Longitudinal study of urban American Indian 12-step attendance, attrition, and outcome. Academic Article uri icon

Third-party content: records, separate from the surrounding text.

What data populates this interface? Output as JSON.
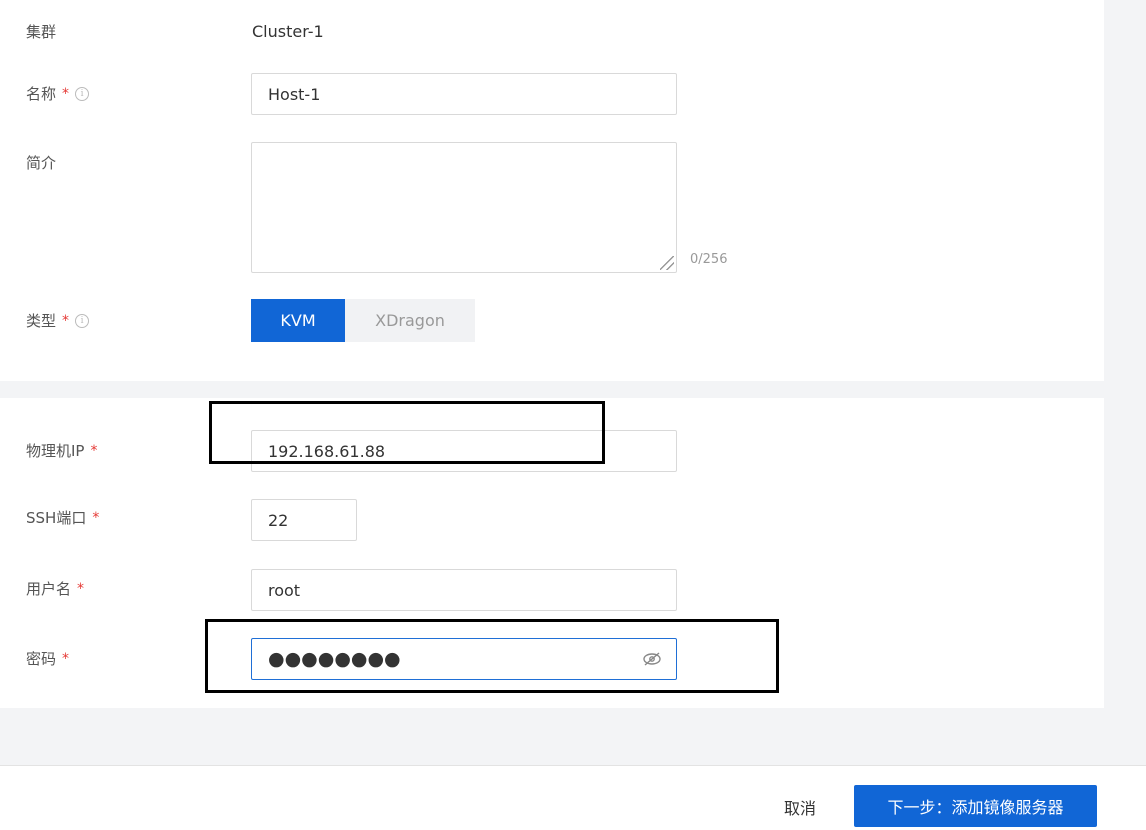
{
  "form": {
    "cluster": {
      "label": "集群",
      "value": "Cluster-1"
    },
    "name": {
      "label": "名称",
      "required_mark": "*",
      "value": "Host-1"
    },
    "description": {
      "label": "简介",
      "value": "",
      "counter": "0/256"
    },
    "type": {
      "label": "类型",
      "required_mark": "*",
      "options": [
        "KVM",
        "XDragon"
      ],
      "selected": "KVM"
    },
    "physical_ip": {
      "label": "物理机IP",
      "required_mark": "*",
      "value": "192.168.61.88"
    },
    "ssh_port": {
      "label": "SSH端口",
      "required_mark": "*",
      "value": "22"
    },
    "username": {
      "label": "用户名",
      "required_mark": "*",
      "value": "root"
    },
    "password": {
      "label": "密码",
      "required_mark": "*",
      "masked_value": "●●●●●●●●"
    }
  },
  "footer": {
    "cancel_label": "取消",
    "next_label": "下一步：添加镜像服务器"
  },
  "colors": {
    "accent": "#1166d6",
    "required": "#e53935",
    "highlight_box": "#000000"
  },
  "icons": {
    "info": "info-icon",
    "password_toggle": "eye-slash-icon"
  }
}
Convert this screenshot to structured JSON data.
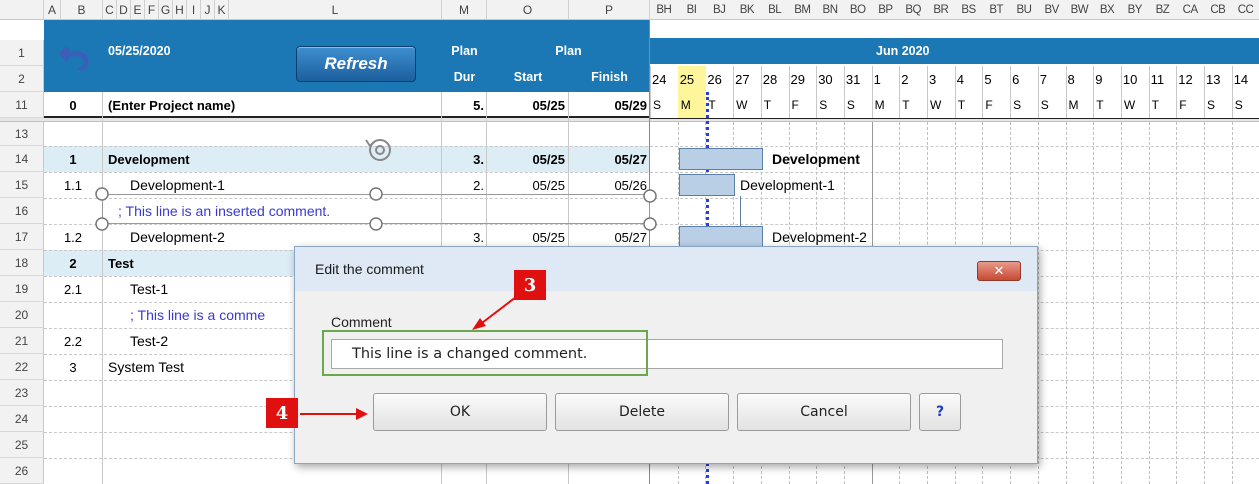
{
  "columns": {
    "left": [
      "A",
      "B",
      "C",
      "D",
      "E",
      "F",
      "G",
      "H",
      "I",
      "J",
      "K",
      "L",
      "M",
      "O",
      "P"
    ],
    "gantt": [
      "BH",
      "BI",
      "BJ",
      "BK",
      "BL",
      "BM",
      "BN",
      "BO",
      "BP",
      "BQ",
      "BR",
      "BS",
      "BT",
      "BU",
      "BV",
      "BW",
      "BX",
      "BY",
      "BZ",
      "CA",
      "CB",
      "CC"
    ]
  },
  "header": {
    "date": "05/25/2020",
    "refresh_label": "Refresh",
    "plan_dur_line1": "Plan",
    "plan_dur_line2": "Dur",
    "plan_label": "Plan",
    "start_label": "Start",
    "finish_label": "Finish",
    "month_label": "Jun 2020",
    "days": [
      "24",
      "25",
      "26",
      "27",
      "28",
      "29",
      "30",
      "31",
      "1",
      "2",
      "3",
      "4",
      "5",
      "6",
      "7",
      "8",
      "9",
      "10",
      "11",
      "12",
      "13",
      "14"
    ],
    "weekdays": [
      "S",
      "M",
      "T",
      "W",
      "T",
      "F",
      "S",
      "S",
      "M",
      "T",
      "W",
      "T",
      "F",
      "S",
      "S",
      "M",
      "T",
      "W",
      "T",
      "F",
      "S",
      "S"
    ],
    "today_index": 1
  },
  "rows": [
    {
      "row": "1"
    },
    {
      "row": "2"
    },
    {
      "row": "11",
      "id": "0",
      "task": "(Enter Project name)",
      "dur": "5.",
      "start": "05/25",
      "finish": "05/29"
    },
    {
      "row": "13"
    },
    {
      "row": "14",
      "id": "1",
      "task": "Development",
      "dur": "3.",
      "start": "05/25",
      "finish": "05/27"
    },
    {
      "row": "15",
      "id": "1.1",
      "task": "Development-1",
      "dur": "2.",
      "start": "05/25",
      "finish": "05/26"
    },
    {
      "row": "16",
      "comment": "; This line is an inserted comment."
    },
    {
      "row": "17",
      "id": "1.2",
      "task": "Development-2",
      "dur": "3.",
      "start": "05/25",
      "finish": "05/27"
    },
    {
      "row": "18",
      "id": "2",
      "task": "Test"
    },
    {
      "row": "19",
      "id": "2.1",
      "task": "Test-1"
    },
    {
      "row": "20",
      "comment": "; This line is a comme"
    },
    {
      "row": "21",
      "id": "2.2",
      "task": "Test-2"
    },
    {
      "row": "22",
      "id": "3",
      "task": "System Test"
    },
    {
      "row": "23"
    },
    {
      "row": "24"
    },
    {
      "row": "25"
    },
    {
      "row": "26"
    }
  ],
  "gantt_labels": {
    "development": "Development",
    "development_1": "Development-1",
    "development_2": "Development-2"
  },
  "dialog": {
    "title": "Edit the comment",
    "close_label": "✕",
    "comment_label": "Comment",
    "comment_value": "This line is a changed comment.",
    "ok_label": "OK",
    "delete_label": "Delete",
    "cancel_label": "Cancel",
    "help_label": "?"
  },
  "callouts": {
    "step3": "3",
    "step4": "4"
  },
  "colors": {
    "header_blue": "#1b78b4",
    "today_yellow": "#fff59a",
    "bar_fill": "#b9cfe6",
    "marker_red": "#e01010",
    "highlight_green": "#6aa84f",
    "comment_blue": "#3a3ad0"
  }
}
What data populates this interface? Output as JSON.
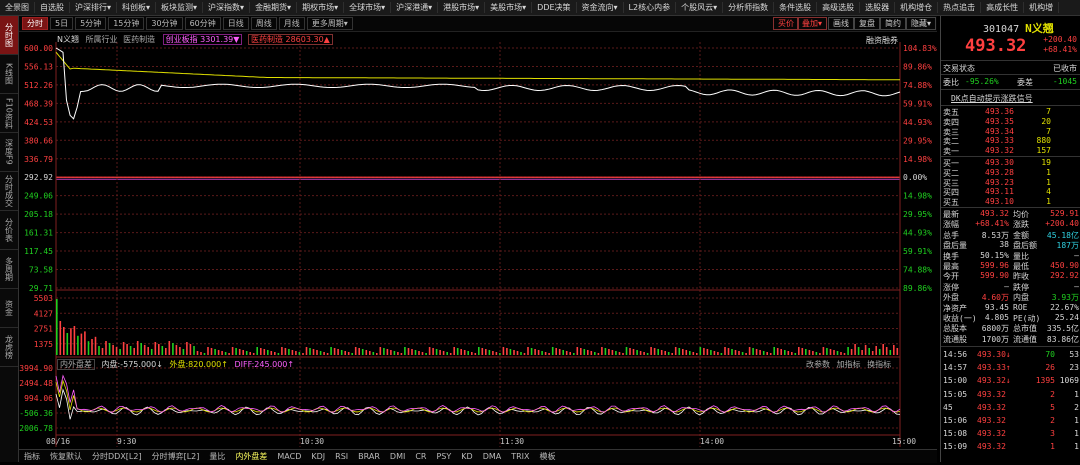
{
  "menu": [
    "全景图",
    "自选股",
    "沪深排行▾",
    "科创板▾",
    "板块监测▾",
    "沪深指数▾",
    "金融期货▾",
    "期权市场▾",
    "全球市场▾",
    "沪深港通▾",
    "港股市场▾",
    "美股市场▾",
    "DDE决策",
    "资金流向▾",
    "L2核心内参",
    "个股风云▾",
    "分析师指数",
    "条件选股",
    "高级选股",
    "选股器",
    "机构增仓",
    "热点追击",
    "高成长性",
    "机构增"
  ],
  "left_tabs": [
    "分时图",
    "K线图",
    "F10资料",
    "深度F9",
    "分时成交",
    "分价表",
    "多周期",
    "资金",
    "龙虎榜"
  ],
  "period_tabs": [
    "分时",
    "5日",
    "5分钟",
    "15分钟",
    "30分钟",
    "60分钟",
    "日线",
    "周线",
    "月线",
    "更多周期▾"
  ],
  "toolbar_right": {
    "buy": "买价",
    "add": "叠加▾",
    "stat": "画线",
    "review": "复盘",
    "brief": "简约",
    "hide": "隐藏▾"
  },
  "info": {
    "name": "N义翘",
    "industry": "所属行业",
    "industry_val": "医药制造",
    "index1": "创业板指 3301.39▼",
    "index2": "医药制造 28603.30▲",
    "mode": "融资融券"
  },
  "price_axis_left": [
    "600.00",
    "556.13",
    "512.26",
    "468.39",
    "424.53",
    "380.66",
    "336.79",
    "292.92",
    "249.06",
    "205.18",
    "161.31",
    "117.45",
    "73.58",
    "29.71"
  ],
  "price_axis_right": [
    "104.83%",
    "89.86%",
    "74.88%",
    "59.91%",
    "44.93%",
    "29.95%",
    "14.98%",
    "0.00%",
    "14.98%",
    "29.95%",
    "44.93%",
    "59.91%",
    "74.88%",
    "89.86%"
  ],
  "volume_axis": [
    "5503",
    "4127",
    "2751",
    "1375"
  ],
  "flow": {
    "label": "内外盘差",
    "inner": "内盘:-575.000↓",
    "outer": "外盘:820.000↑",
    "diff": "DIFF:245.000↑",
    "btn1": "改参数",
    "btn2": "加指标",
    "btn3": "换指标"
  },
  "flow_axis": [
    "3994.90",
    "2494.48",
    "994.06",
    "-506.36",
    "-2006.78"
  ],
  "time_axis": [
    "08/16",
    "9:30",
    "10:30",
    "11:30",
    "14:00",
    "15:00"
  ],
  "bottom_tabs": [
    "指标",
    "恢复默认",
    "分时DDX[L2]",
    "分时博弈[L2]",
    "量比",
    "内外盘差",
    "MACD",
    "KDJ",
    "RSI",
    "BRAR",
    "DMI",
    "CR",
    "PSY",
    "KD",
    "DMA",
    "TRIX",
    "模板"
  ],
  "stock": {
    "code": "301047",
    "name": "N义翘",
    "price": "493.32",
    "change": "+200.40",
    "pct": "+68.41%",
    "status_label": "交易状态",
    "status_val": "已收市",
    "wb_label": "委比",
    "wb_val": "-95.26%",
    "wc_label": "委差",
    "wc_val": "-1045",
    "dde": "DK点自动提示涨跌信号"
  },
  "asks": [
    [
      "卖五",
      "493.36",
      "7"
    ],
    [
      "卖四",
      "493.35",
      "20"
    ],
    [
      "卖三",
      "493.34",
      "7"
    ],
    [
      "卖二",
      "493.33",
      "880"
    ],
    [
      "卖一",
      "493.32",
      "157"
    ]
  ],
  "bids": [
    [
      "买一",
      "493.30",
      "19"
    ],
    [
      "买二",
      "493.28",
      "1"
    ],
    [
      "买三",
      "493.23",
      "1"
    ],
    [
      "买四",
      "493.11",
      "4"
    ],
    [
      "买五",
      "493.10",
      "1"
    ]
  ],
  "quote": [
    [
      "最新",
      "493.32",
      "均价",
      "529.91"
    ],
    [
      "涨幅",
      "+68.41%",
      "涨跌",
      "+200.40"
    ],
    [
      "总手",
      "8.53万",
      "金额",
      "45.18亿"
    ],
    [
      "盘后量",
      "38",
      "盘后额",
      "187万"
    ],
    [
      "换手",
      "50.15%",
      "量比",
      "—"
    ],
    [
      "最高",
      "599.96",
      "最低",
      "450.90"
    ],
    [
      "今开",
      "599.90",
      "昨收",
      "292.92"
    ],
    [
      "涨停",
      "—",
      "跌停",
      "—"
    ],
    [
      "外盘",
      "4.60万",
      "内盘",
      "3.93万"
    ],
    [
      "净资产",
      "93.45",
      "ROE",
      "22.67%"
    ],
    [
      "收益(一)",
      "4.805",
      "PE(动)",
      "25.24"
    ],
    [
      "总股本",
      "6800万",
      "总市值",
      "335.5亿"
    ],
    [
      "流通股",
      "1700万",
      "流通值",
      "83.86亿"
    ]
  ],
  "ticks": [
    [
      "14:56",
      "493.30↓",
      "70",
      "53"
    ],
    [
      "14:57",
      "493.33↑",
      "26",
      "23"
    ],
    [
      "15:00",
      "493.32↓",
      "1395",
      "1069"
    ],
    [
      "15:05",
      "493.32",
      "2",
      "1"
    ],
    [
      "45",
      "493.32",
      "5",
      "2"
    ],
    [
      "15:06",
      "493.32",
      "2",
      "1"
    ],
    [
      "15:08",
      "493.32",
      "3",
      "1"
    ],
    [
      "15:09",
      "493.32",
      "1",
      "1"
    ]
  ],
  "colors": {
    "up": "#ff4040",
    "down": "#20d020",
    "price_line": "#ffffff",
    "avg_line": "#e0e000",
    "grid": "#5a1a1a"
  }
}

  • Strong opinions have been voiced about the "fit" between 12-step treatment, community-based 12-step practices, and American Indian beliefs and values. Little is known, however, about the relative benefit of 12-step programs for urban American Indians, although they are the most widely accessed type of treatment by American Indians. This study investigated rates of 12-step attendance, attrition, and substance use outcomes for American Indians for 9 months relative to non-Hispanic White participants.This study compared urban American Indian (n = 63) and non-Hispanic White (n = 133) 12-step attendance, attrition, and substance use over 9 months. The sample was formed by merging data from two prospective single-group longitudinal studies investigating behavior change in community-based 12-step programs. Participants were interviewed at baseline and at 3-, 6-, and 9-month follow-ups. No intervention was provided. Participants were recruited from Alcoholics Anonymous meetings in the community and as they presented for outpatient substance use disorder treatment. Substance use and patterns of 12-step attendance were measured using the Form 90 calendar-based interview, and the General Alcoholics Anonymous Tools of Recovery was administered to assess the adoption of prescribed 12-step practices and beliefs.Trajectories in 12-step meeting attendance over 9 months did not differ between American Indian and non-Hispanic White participants. However, American Indian participants discontinued 12-step attendance significantly less often than non-Hispanic White participants. Higher rates of 12-step attendance predicted increased alcohol abstinence and decreased drinking intensity for both American Indian and non-Hispanic White participants. Twelve-step attendance was unrelated to later illicit drug use for both American Indian and non-Hispanic White participants.Community-based 12-step program attendance is associated with drinking reductions among urban American Indians.

publication date

  • July 2013